New York, June 3, 2008—Unidentified gunmen killed Pierre Fould Gerges, vice president of the Caracas daily Reporte Diario de la Economía, on Monday following dozens of death threats against the paper’s senior administrative staff over the last year. The Committee to Protect Journalists said today that Venezuelan authorities must conduct a thorough investigation and determine whether Gerges’ killing was linked to his newspaper’s work.
The killing occurred shortly after Gerges left the paper’s offices at 5:30 p.m. in a car owned by his brother Tannous Gerges, president of the daily, according to Venezuelan press reports. On his way to visit his mother, Gerges stopped at a gas station in the southeastern Caracas neighborhood of Chuao. Two unidentified individuals on a black motorcycle approached Gerges and shot him at least 12 times in the neck and torso, according to press reports. Caracas police said Gerges was pronounced dead at the scene.
Yisel Soares, a lawyer for Reporte Diario de la Economía, told CPJ that Pierre Gerges had not been directly threatened. But she said several senior staff members, including Tannous Gerges, had received telephone and e-mail death threats since June 2007. Among the 58 threats recorded by the daily, Soares said, one e-mail message carried the subject line “you will see when we take it up with your family,” according to the Caracas-based daily El Universal. Soares told CPJ the threats were not linked to a specific story but rather to the daily’s general editorial stance, which has been tough on government corruption.
Venezuelan authorities said they are conducting an investigation. Soares told CPJ that investigators have not publicly cited a motive but are looking into Gerges’ work as a possibility.
“We condemn the brutal murder of Pierre Fould Gerges and offer our deepest condolences to his family, friends, and colleagues,” said CPJ Senior Americas Program Coordinator Carlos Lauría. “The investigation into this attack must be thorough and timely, and it must determine whether Gerges was murdered in retaliation for the newspaper’s reporting.”
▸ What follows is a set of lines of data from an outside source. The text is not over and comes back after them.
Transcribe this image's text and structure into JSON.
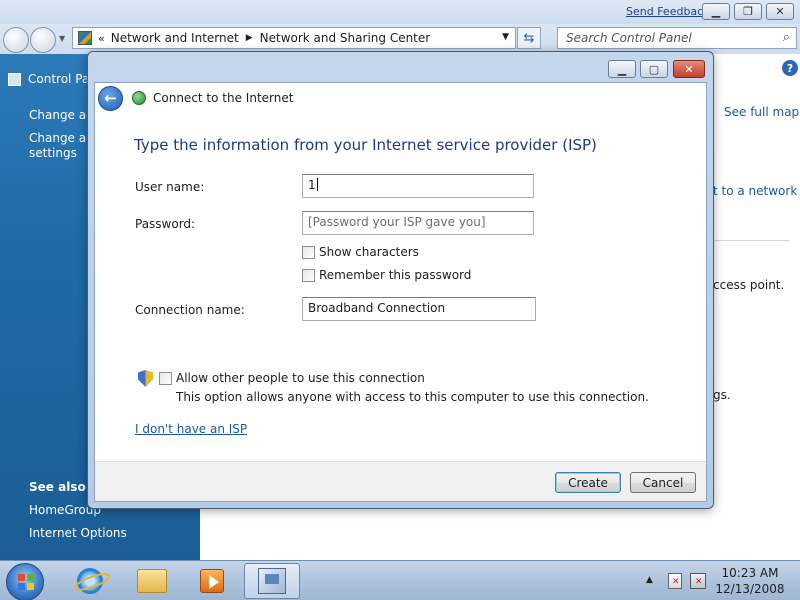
{
  "background_window": {
    "send_feedback": "Send Feedback",
    "address": {
      "chevron": "«",
      "crumbs": [
        "Network and Internet",
        "Network and Sharing Center"
      ]
    },
    "search_placeholder": "Search Control Panel",
    "sidebar": {
      "control_panel_label": "Control Pa",
      "links": [
        "Change ad",
        "Change ad",
        "settings"
      ],
      "see_also": "See also",
      "homegroup": "HomeGroup",
      "internet_options": "Internet Options"
    },
    "right_text": {
      "see_full_map": "See full map",
      "connect_network": "t to a network",
      "access_point": "ccess point.",
      "settings_fragment": "gs."
    }
  },
  "dialog": {
    "title": "Connect to the Internet",
    "heading": "Type the information from your Internet service provider (ISP)",
    "user_name": {
      "label": "User name:",
      "value": "1"
    },
    "password": {
      "label": "Password:",
      "placeholder": "[Password your ISP gave you]"
    },
    "show_characters": "Show characters",
    "remember_password": "Remember this password",
    "connection_name": {
      "label": "Connection name:",
      "value": "Broadband Connection"
    },
    "allow_others": "Allow other people to use this connection",
    "allow_desc": "This option allows anyone with access to this computer to use this connection.",
    "no_isp": "I don't have an ISP",
    "buttons": {
      "create": "Create",
      "cancel": "Cancel"
    }
  },
  "taskbar": {
    "clock_time": "10:23 AM",
    "clock_date": "12/13/2008"
  },
  "colors": {
    "sidebar_blue": "#1f6aa6",
    "heading_blue": "#1e3a8a",
    "link_blue": "#1c57a5"
  }
}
Deadly violence against the press is rare in Venezuela, according to CPJ research. Four journalists have been killed in direct relation to their work since 1992, the most recent in 2006. However, the local press has been subjected to repressive government measures, while reporters and photographers have been attacked during street protests.